Tahoma – This typeface is sans-serif and almost exactly the same as Verdana, except its letter-spacing is squeezed closer together. It was created in 1999 by Carter and is used mostly by those who have grown tired of the popular Arial font. The Windows XP operating system uses it as the default screen font. As with Georgia and Verdana, Tahoma was also designed for presenting information on screen in the most legible way, and it’s primarily used for the tiny text seen in menus and dialog boxes. Tahoma is a Truetype font and can be scaled to size.
Skia – To shake things up a bit, we’ll move away from the “Verdana family” of fonts and go on to a font Carter designed for the Apple Corporation in 1993. “Skia” is a Greek word that means “shadow” and this font was bundled with Macintosh System 7.5 as the first font for the Quickdraw GX. Skia is a stylish looking sans-serif font, and gets its unusual shape from Carter modeling it after ancient Greek lettering, which he tried to reinterpret in a modern sans serif style.
Bell Centennial – Designed in 1978 for AT&T who wanted it to have a modern feel, Carter produced Bell Centennial to solve existing visual and technical problems for typefaces used in telephone directories.

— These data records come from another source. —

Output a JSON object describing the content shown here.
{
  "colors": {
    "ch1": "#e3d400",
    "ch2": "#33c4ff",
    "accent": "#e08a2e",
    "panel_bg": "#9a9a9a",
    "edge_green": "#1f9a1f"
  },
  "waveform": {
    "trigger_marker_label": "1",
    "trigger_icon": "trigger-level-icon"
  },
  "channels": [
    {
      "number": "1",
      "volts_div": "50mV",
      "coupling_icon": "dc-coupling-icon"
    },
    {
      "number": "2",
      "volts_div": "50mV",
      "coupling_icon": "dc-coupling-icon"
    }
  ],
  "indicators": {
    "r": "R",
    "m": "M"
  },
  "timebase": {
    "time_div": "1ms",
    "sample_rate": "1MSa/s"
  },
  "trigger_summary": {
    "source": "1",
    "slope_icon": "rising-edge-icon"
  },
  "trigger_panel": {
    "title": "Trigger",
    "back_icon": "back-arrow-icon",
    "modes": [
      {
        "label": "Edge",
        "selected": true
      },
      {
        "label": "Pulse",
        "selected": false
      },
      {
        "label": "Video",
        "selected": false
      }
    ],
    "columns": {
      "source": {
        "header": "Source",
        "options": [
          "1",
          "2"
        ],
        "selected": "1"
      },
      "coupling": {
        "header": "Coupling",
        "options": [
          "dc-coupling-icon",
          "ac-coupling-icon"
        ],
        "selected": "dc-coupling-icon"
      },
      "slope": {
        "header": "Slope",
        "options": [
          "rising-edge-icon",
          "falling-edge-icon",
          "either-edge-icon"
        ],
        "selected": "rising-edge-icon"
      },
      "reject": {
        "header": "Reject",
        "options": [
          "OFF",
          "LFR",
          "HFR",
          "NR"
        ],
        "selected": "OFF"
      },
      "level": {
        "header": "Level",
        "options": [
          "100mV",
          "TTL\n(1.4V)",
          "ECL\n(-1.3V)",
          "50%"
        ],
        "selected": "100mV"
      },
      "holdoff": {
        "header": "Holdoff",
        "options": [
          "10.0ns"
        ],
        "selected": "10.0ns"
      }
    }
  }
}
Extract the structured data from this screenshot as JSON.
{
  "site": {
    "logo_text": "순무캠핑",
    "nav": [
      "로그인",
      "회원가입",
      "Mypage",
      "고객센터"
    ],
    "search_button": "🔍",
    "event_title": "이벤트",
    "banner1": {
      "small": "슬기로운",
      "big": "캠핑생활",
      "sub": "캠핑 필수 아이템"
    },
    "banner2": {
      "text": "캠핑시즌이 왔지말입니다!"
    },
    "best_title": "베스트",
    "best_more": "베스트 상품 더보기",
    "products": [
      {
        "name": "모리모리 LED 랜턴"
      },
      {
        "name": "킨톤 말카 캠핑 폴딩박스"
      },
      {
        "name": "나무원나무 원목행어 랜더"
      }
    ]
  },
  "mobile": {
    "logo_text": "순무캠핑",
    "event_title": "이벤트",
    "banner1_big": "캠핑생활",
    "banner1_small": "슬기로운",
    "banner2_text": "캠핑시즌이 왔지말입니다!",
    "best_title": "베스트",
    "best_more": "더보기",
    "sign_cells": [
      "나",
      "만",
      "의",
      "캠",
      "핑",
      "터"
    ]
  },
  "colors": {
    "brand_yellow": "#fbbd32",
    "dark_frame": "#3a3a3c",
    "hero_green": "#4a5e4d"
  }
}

Bell Centennial was named in honor of AT&T’s 100th anniversary, and like the three fonts above, it was designed to be 1) highly readable at tiny sizes, 2) not take up a lot of space, 3) ease the printing problems that arose from using highly absorbent telephone book paper. With Bell Centennial, Carter put special emphasis on distinguishing the lowercase L from the number 1, and the letter O from the number 0. The design was so detailed he worked with a thousandth-of-an-inch stroke weight to get everything perfect. He has stated in interviews that Bell Centennial inspired some aspects of the popular Verdana font.
Cochin – This is a nice looking typeface originally designed by Georges Peignot in 1913. Peignot based the font on eighteenth century copper engravings done by Nicolas Cochin, then Charles Malin went on to cut the font. Cochin is a wide and large typeface that enjoyed great popularity in the early 20th century. Matthew Carter went on to expand and improve this font in 1977. Cochin has many stylistic nuances and is classified as part of the Neorenaissance movement in typography.
So there you have six typefaces designed by the master typographer Matthew Carter.
When considering whether a typographer has been successful designing a particular typeface, Carter has stated that his philosophy runs thus: I look to how the designer has resolved the tension of producing a utilitarian thing with tight construction constraints while including part of themselves in the finished work. Our alphabet hasn’t changed in eons; there isn’t much latitude in what a designer can do with the individual letters. Much like a piece of classical music, the score is written down it’s not something that is tampered with and yet, each conductor interprets that score differently. There is tension in the interpretation.